The answer must be every line from the entries below that contains "true".

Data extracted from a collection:
Start of Block

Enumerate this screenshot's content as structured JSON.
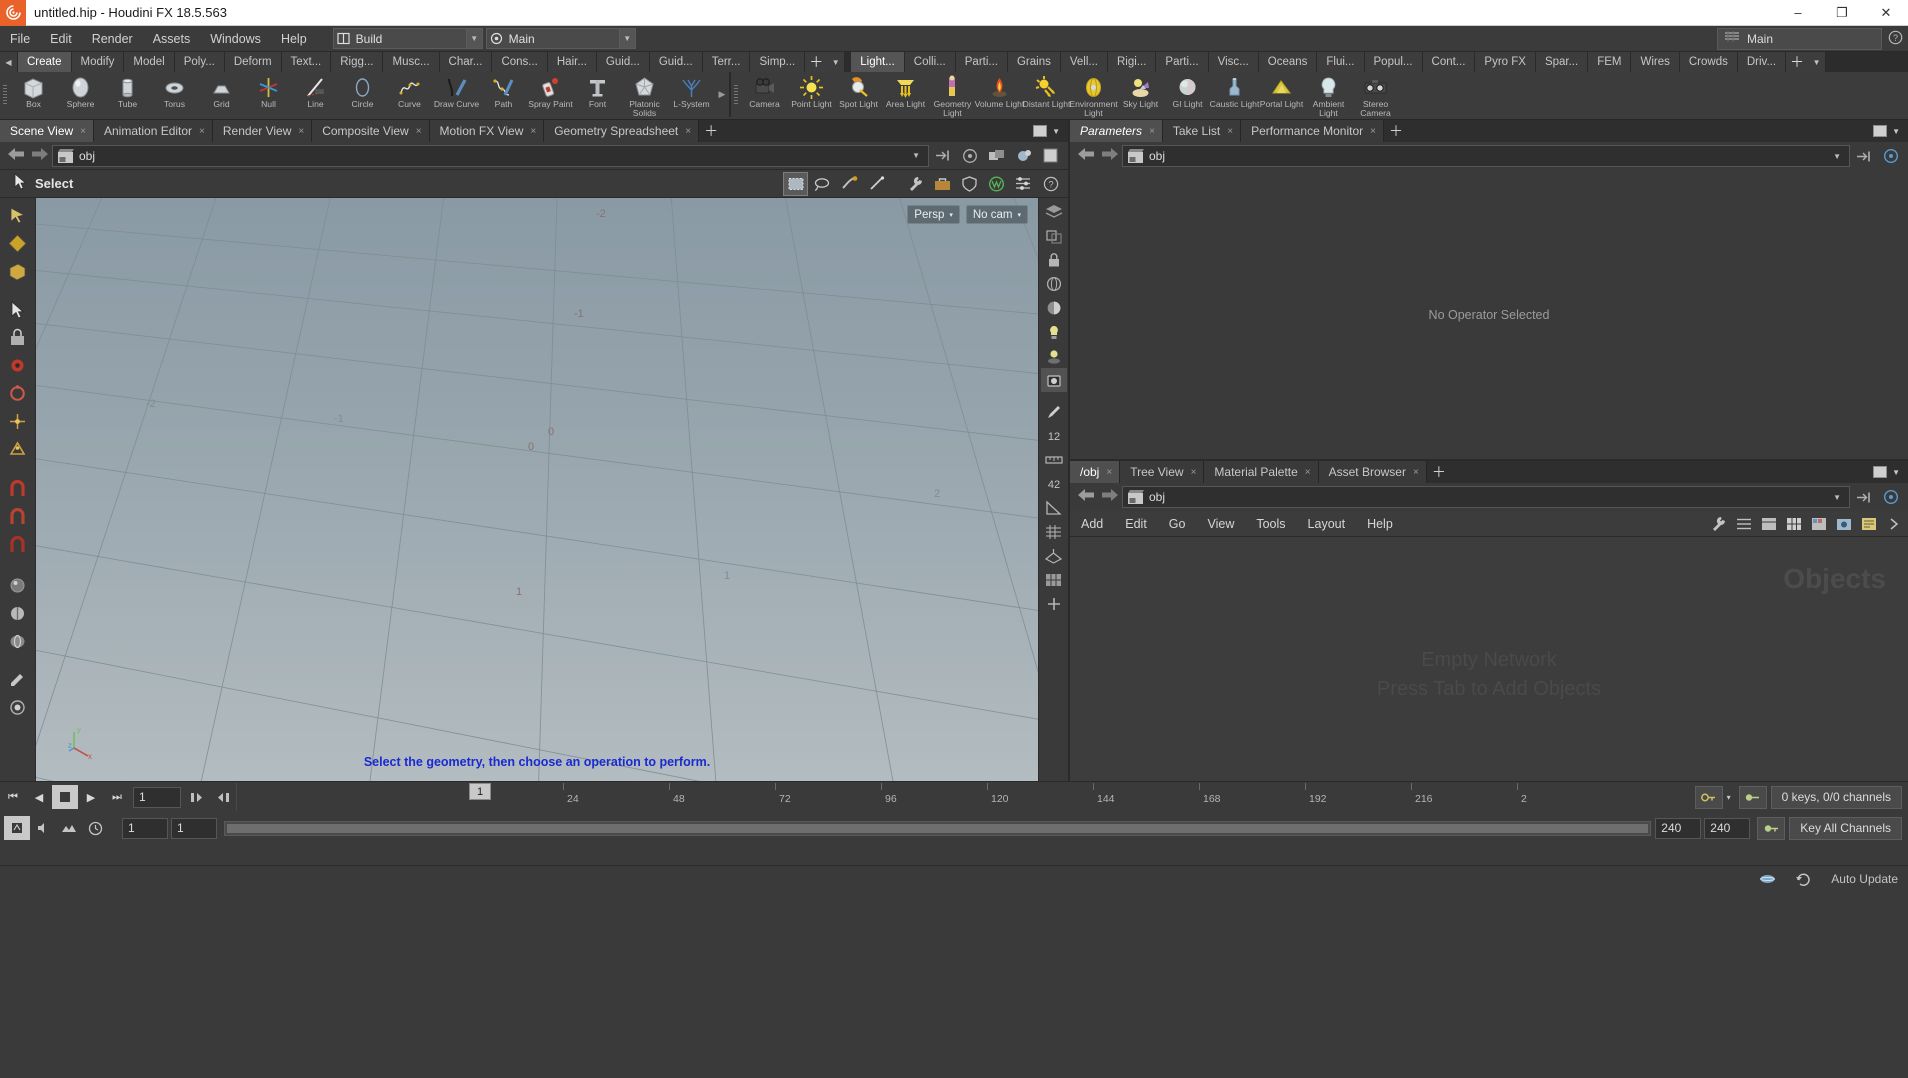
{
  "window": {
    "title": "untitled.hip - Houdini FX 18.5.563",
    "app_icon": "houdini-logo-icon",
    "minimize": "–",
    "maximize": "❐",
    "close": "✕"
  },
  "menubar": {
    "items": [
      "File",
      "Edit",
      "Render",
      "Assets",
      "Windows",
      "Help"
    ],
    "build_selector": {
      "label": "Build",
      "icon": "build-icon",
      "arrow": "▼"
    },
    "main_selector": {
      "label": "Main",
      "icon": "target-icon",
      "arrow": "▼"
    },
    "desktop": {
      "label": "Main",
      "icon": "desktop-icon"
    },
    "help_icon": "question-circle-icon"
  },
  "shelf": {
    "left_tabs": [
      "Create",
      "Modify",
      "Model",
      "Poly...",
      "Deform",
      "Text...",
      "Rigg...",
      "Musc...",
      "Char...",
      "Cons...",
      "Hair...",
      "Guid...",
      "Guid...",
      "Terr...",
      "Simp..."
    ],
    "left_active": "Create",
    "left_plus": "＋",
    "left_arrow": "▼",
    "right_tabs": [
      "Light...",
      "Colli...",
      "Parti...",
      "Grains",
      "Vell...",
      "Rigi...",
      "Parti...",
      "Visc...",
      "Oceans",
      "Flui...",
      "Popul...",
      "Cont...",
      "Pyro FX",
      "Spar...",
      "FEM",
      "Wires",
      "Crowds",
      "Driv..."
    ],
    "right_active": "Light...",
    "right_plus": "＋",
    "left_tools": [
      {
        "label": "Box",
        "icon": "box-icon"
      },
      {
        "label": "Sphere",
        "icon": "sphere-icon"
      },
      {
        "label": "Tube",
        "icon": "tube-icon"
      },
      {
        "label": "Torus",
        "icon": "torus-icon"
      },
      {
        "label": "Grid",
        "icon": "grid-icon"
      },
      {
        "label": "Null",
        "icon": "null-icon"
      },
      {
        "label": "Line",
        "icon": "line-icon"
      },
      {
        "label": "Circle",
        "icon": "circle-icon"
      },
      {
        "label": "Curve",
        "icon": "curve-icon"
      },
      {
        "label": "Draw Curve",
        "icon": "draw-curve-icon"
      },
      {
        "label": "Path",
        "icon": "path-icon"
      },
      {
        "label": "Spray Paint",
        "icon": "spray-paint-icon"
      },
      {
        "label": "Font",
        "icon": "font-icon"
      },
      {
        "label": "Platonic Solids",
        "icon": "platonic-solids-icon"
      },
      {
        "label": "L-System",
        "icon": "l-system-icon"
      }
    ],
    "right_tools": [
      {
        "label": "Camera",
        "icon": "camera-icon"
      },
      {
        "label": "Point Light",
        "icon": "point-light-icon"
      },
      {
        "label": "Spot Light",
        "icon": "spot-light-icon"
      },
      {
        "label": "Area Light",
        "icon": "area-light-icon"
      },
      {
        "label": "Geometry Light",
        "icon": "geometry-light-icon"
      },
      {
        "label": "Volume Light",
        "icon": "volume-light-icon"
      },
      {
        "label": "Distant Light",
        "icon": "distant-light-icon"
      },
      {
        "label": "Environment Light",
        "icon": "environment-light-icon"
      },
      {
        "label": "Sky Light",
        "icon": "sky-light-icon"
      },
      {
        "label": "GI Light",
        "icon": "gi-light-icon"
      },
      {
        "label": "Caustic Light",
        "icon": "caustic-light-icon"
      },
      {
        "label": "Portal Light",
        "icon": "portal-light-icon"
      },
      {
        "label": "Ambient Light",
        "icon": "ambient-light-icon"
      },
      {
        "label": "Stereo Camera",
        "icon": "stereo-camera-icon"
      }
    ]
  },
  "left_pane": {
    "tabs": [
      {
        "label": "Scene View",
        "active": true
      },
      {
        "label": "Animation Editor",
        "active": false
      },
      {
        "label": "Render View",
        "active": false
      },
      {
        "label": "Composite View",
        "active": false
      },
      {
        "label": "Motion FX View",
        "active": false
      },
      {
        "label": "Geometry Spreadsheet",
        "active": false
      }
    ],
    "add_tab": "＋",
    "close_glyph": "×",
    "path": {
      "value": "obj",
      "icon": "obj-network-icon",
      "arrow": "▼",
      "back": "←",
      "forward": "→"
    },
    "viewport_toolbar": {
      "title": "Select",
      "cursor_icon": "arrow-cursor-icon",
      "tools": [
        {
          "name": "box-select-icon",
          "selected": true
        },
        {
          "name": "lasso-select-icon",
          "selected": false
        },
        {
          "name": "brush-select-icon",
          "selected": false
        },
        {
          "name": "laser-select-icon",
          "selected": false
        },
        {
          "name": "wrench-icon",
          "selected": false
        },
        {
          "name": "toolbox-icon",
          "selected": false
        },
        {
          "name": "shield-icon",
          "selected": false
        },
        {
          "name": "visibility-icon",
          "selected": false
        }
      ],
      "display_options_icon": "display-options-icon",
      "help_icon": "help-circle-icon"
    },
    "viewport": {
      "view_mode": "Persp",
      "view_mode_arrow": "▾",
      "camera": "No cam",
      "camera_arrow": "▾",
      "hint": "Select the geometry, then choose an operation to perform.",
      "axis_labels": [
        "z",
        "y",
        "x"
      ],
      "grid_numbers": [
        "-2",
        "-1",
        "0",
        "1",
        "2",
        "-2",
        "-1",
        "0",
        "1",
        "2"
      ]
    }
  },
  "right_pane": {
    "tabs": [
      {
        "label": "Parameters",
        "active": true,
        "italic": true
      },
      {
        "label": "Take List",
        "active": false,
        "italic": false
      },
      {
        "label": "Performance Monitor",
        "active": false,
        "italic": false
      }
    ],
    "add_tab": "＋",
    "close_glyph": "×",
    "path": {
      "value": "obj",
      "icon": "obj-network-icon",
      "arrow": "▼",
      "back": "←",
      "forward": "→"
    },
    "empty_message": "No Operator Selected"
  },
  "network_editor": {
    "tabs": [
      {
        "label": "/obj",
        "active": true
      },
      {
        "label": "Tree View",
        "active": false
      },
      {
        "label": "Material Palette",
        "active": false
      },
      {
        "label": "Asset Browser",
        "active": false
      }
    ],
    "add_tab": "＋",
    "close_glyph": "×",
    "path": {
      "value": "obj",
      "icon": "obj-network-icon",
      "arrow": "▼",
      "back": "←",
      "forward": "→"
    },
    "menu": [
      "Add",
      "Edit",
      "Go",
      "View",
      "Tools",
      "Layout",
      "Help"
    ],
    "menu_icons": [
      "wrench-icon",
      "list-icon",
      "align-icon",
      "grid-layout-icon",
      "color-palette-icon",
      "snapshot-icon",
      "notes-icon",
      "more-icon"
    ],
    "watermark": "Objects",
    "empty_line1": "Empty Network",
    "empty_line2": "Press Tab to Add Objects"
  },
  "playbar": {
    "transport": [
      {
        "name": "jump-start-button",
        "glyph": "⏮"
      },
      {
        "name": "step-back-button",
        "glyph": "◀"
      },
      {
        "name": "stop-button",
        "glyph": "■"
      },
      {
        "name": "play-button",
        "glyph": "▶"
      },
      {
        "name": "step-forward-button",
        "glyph": "⏭"
      },
      {
        "name": "jump-end-button",
        "glyph": "▶|"
      }
    ],
    "current_frame": "1",
    "playhead_frame": "1",
    "ruler_ticks": [
      "24",
      "48",
      "72",
      "96",
      "120",
      "144",
      "168",
      "192",
      "216",
      "2"
    ],
    "range_start": "1",
    "range_start2": "1",
    "range_end": "240",
    "range_end2": "240",
    "bottom_icons": [
      "key-mode-icon",
      "audio-icon",
      "snapshot-icon",
      "clock-icon",
      "prev-key-icon",
      "next-key-icon"
    ],
    "keys_status": "0 keys, 0/0 channels",
    "key_all_button": "Key All Channels",
    "key_icon_1": "key-icon",
    "key_icon_2": "key-channels-icon",
    "scope_arrow": "▾"
  },
  "statusbar": {
    "auto_update": "Auto Update",
    "icons": [
      "network-status-icon",
      "refresh-icon"
    ]
  },
  "colors": {
    "accent_orange": "#e8622a",
    "panel_bg": "#3a3a3a",
    "dark_bg": "#2c2c2c",
    "tab_active": "#555555",
    "hint_blue": "#1a2ad0",
    "viewport_top": "#8a9aa4",
    "viewport_bottom": "#b3bcc0"
  }
}
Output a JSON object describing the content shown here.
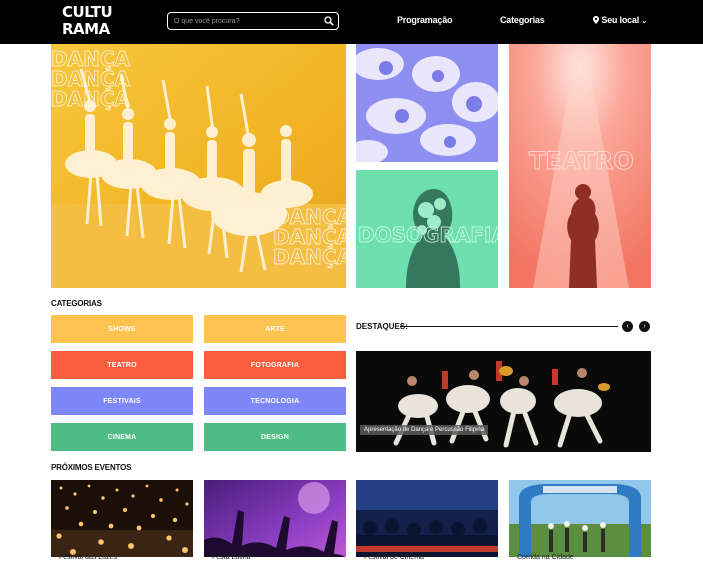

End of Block

Exercise result -
        "active": true
          "selected": true
        "active": true,
        "italic": true
        "active": true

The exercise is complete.